▸ **ASSIGNMENT**:
What lines in this listing contain the string "Knowledge"? Report each one by copying it.

▸ **SOURCE RECORDS**:
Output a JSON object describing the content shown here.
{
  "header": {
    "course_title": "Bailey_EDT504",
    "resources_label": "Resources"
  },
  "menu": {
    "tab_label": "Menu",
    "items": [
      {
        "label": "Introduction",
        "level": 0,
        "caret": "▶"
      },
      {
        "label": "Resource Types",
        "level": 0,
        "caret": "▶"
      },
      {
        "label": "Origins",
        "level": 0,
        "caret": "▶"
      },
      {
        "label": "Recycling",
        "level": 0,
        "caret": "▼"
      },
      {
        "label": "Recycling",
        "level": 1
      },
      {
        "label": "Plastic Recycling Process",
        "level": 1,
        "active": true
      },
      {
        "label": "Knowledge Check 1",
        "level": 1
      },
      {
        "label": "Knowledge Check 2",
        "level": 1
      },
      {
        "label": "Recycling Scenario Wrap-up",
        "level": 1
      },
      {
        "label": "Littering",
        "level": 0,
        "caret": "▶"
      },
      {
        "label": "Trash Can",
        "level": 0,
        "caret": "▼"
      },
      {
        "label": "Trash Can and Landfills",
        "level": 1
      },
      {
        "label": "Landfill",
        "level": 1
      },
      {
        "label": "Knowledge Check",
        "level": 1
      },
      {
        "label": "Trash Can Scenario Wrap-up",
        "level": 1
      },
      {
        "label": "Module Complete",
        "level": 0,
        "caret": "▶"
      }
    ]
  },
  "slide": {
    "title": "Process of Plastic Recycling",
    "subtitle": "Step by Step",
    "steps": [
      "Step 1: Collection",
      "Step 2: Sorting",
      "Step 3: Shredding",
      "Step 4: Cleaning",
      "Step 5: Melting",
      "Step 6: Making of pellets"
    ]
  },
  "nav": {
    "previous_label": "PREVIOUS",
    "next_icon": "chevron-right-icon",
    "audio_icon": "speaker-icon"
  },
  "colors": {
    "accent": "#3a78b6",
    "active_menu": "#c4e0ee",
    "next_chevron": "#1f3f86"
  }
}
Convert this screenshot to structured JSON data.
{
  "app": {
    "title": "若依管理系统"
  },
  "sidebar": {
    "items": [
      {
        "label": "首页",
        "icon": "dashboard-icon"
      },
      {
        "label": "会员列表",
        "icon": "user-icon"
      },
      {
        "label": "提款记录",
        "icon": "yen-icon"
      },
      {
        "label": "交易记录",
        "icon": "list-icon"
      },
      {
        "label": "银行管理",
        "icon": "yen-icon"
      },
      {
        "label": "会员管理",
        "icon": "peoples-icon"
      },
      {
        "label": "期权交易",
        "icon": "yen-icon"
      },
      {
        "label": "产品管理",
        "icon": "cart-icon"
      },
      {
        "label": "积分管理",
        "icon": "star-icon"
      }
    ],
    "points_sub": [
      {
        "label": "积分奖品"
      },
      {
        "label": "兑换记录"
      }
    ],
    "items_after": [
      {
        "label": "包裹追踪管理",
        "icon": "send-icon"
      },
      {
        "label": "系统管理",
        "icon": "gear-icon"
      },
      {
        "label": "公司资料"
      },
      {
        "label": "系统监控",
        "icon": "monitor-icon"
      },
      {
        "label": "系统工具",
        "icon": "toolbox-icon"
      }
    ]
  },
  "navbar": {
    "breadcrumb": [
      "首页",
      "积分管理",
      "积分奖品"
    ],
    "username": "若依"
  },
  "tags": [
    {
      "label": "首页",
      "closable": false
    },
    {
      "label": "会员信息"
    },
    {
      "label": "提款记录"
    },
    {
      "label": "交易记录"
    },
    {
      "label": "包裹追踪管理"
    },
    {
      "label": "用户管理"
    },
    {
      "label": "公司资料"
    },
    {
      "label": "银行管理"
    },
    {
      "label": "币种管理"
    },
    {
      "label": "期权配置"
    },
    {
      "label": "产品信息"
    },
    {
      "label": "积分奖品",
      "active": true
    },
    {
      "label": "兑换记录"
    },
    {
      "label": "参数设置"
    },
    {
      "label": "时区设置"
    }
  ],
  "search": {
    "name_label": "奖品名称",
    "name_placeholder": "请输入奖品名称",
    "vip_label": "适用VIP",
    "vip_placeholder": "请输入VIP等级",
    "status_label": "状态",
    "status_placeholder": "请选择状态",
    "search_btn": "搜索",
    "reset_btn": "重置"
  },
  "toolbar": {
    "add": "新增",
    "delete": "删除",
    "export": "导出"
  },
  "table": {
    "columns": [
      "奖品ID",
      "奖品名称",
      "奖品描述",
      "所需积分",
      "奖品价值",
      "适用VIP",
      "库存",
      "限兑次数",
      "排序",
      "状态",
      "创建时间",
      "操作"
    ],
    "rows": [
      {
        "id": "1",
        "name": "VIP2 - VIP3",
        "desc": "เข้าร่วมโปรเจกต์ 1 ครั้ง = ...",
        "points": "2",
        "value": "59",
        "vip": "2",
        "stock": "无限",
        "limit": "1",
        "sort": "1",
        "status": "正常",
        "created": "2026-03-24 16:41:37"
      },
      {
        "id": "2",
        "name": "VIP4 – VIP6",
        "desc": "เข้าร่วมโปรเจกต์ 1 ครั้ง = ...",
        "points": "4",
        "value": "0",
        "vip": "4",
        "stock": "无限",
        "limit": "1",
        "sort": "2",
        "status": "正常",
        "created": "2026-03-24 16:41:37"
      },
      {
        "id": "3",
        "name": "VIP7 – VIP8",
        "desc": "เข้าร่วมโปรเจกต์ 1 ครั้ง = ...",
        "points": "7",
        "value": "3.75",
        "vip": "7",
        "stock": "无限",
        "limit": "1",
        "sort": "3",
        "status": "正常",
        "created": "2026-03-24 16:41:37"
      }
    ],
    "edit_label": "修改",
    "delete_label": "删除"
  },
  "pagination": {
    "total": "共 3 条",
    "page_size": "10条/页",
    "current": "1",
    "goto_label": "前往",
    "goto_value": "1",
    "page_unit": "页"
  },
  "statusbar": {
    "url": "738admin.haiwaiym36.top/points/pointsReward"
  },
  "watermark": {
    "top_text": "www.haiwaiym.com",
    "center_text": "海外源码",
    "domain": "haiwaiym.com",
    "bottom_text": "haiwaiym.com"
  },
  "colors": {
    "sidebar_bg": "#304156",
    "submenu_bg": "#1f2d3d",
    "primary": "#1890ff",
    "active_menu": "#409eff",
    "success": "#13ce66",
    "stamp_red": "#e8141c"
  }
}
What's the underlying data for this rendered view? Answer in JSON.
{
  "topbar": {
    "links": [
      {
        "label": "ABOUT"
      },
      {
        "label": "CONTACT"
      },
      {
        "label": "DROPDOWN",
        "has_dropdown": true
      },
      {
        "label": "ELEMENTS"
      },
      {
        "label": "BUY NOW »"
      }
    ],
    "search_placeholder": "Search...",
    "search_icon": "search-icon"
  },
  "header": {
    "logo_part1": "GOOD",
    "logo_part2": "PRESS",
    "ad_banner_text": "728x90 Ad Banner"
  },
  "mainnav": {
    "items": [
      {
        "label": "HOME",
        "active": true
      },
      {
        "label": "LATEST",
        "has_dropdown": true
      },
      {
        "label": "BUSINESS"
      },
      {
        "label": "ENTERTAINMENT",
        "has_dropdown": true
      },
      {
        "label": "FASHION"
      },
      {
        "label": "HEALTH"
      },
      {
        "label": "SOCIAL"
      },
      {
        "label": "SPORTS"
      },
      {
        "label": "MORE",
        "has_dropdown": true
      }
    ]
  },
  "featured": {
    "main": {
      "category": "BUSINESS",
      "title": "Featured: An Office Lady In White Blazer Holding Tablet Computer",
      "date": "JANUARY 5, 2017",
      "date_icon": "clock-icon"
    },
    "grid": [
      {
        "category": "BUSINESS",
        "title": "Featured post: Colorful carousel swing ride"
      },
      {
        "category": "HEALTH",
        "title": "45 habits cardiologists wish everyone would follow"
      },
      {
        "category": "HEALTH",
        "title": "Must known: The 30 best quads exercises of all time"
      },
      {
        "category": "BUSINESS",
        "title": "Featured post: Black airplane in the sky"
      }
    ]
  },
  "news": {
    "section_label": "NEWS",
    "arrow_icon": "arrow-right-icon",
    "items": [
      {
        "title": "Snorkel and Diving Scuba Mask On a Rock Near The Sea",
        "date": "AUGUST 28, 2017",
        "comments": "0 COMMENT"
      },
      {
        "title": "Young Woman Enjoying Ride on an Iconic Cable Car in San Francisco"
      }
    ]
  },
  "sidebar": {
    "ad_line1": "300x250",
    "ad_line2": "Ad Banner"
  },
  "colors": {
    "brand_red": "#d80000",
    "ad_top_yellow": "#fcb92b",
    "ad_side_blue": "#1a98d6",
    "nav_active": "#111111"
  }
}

▸ **EXERCISE RESULT**:
        "label": "Knowledge Check 1",
        "label": "Knowledge Check 2",
        "label": "Knowledge Check",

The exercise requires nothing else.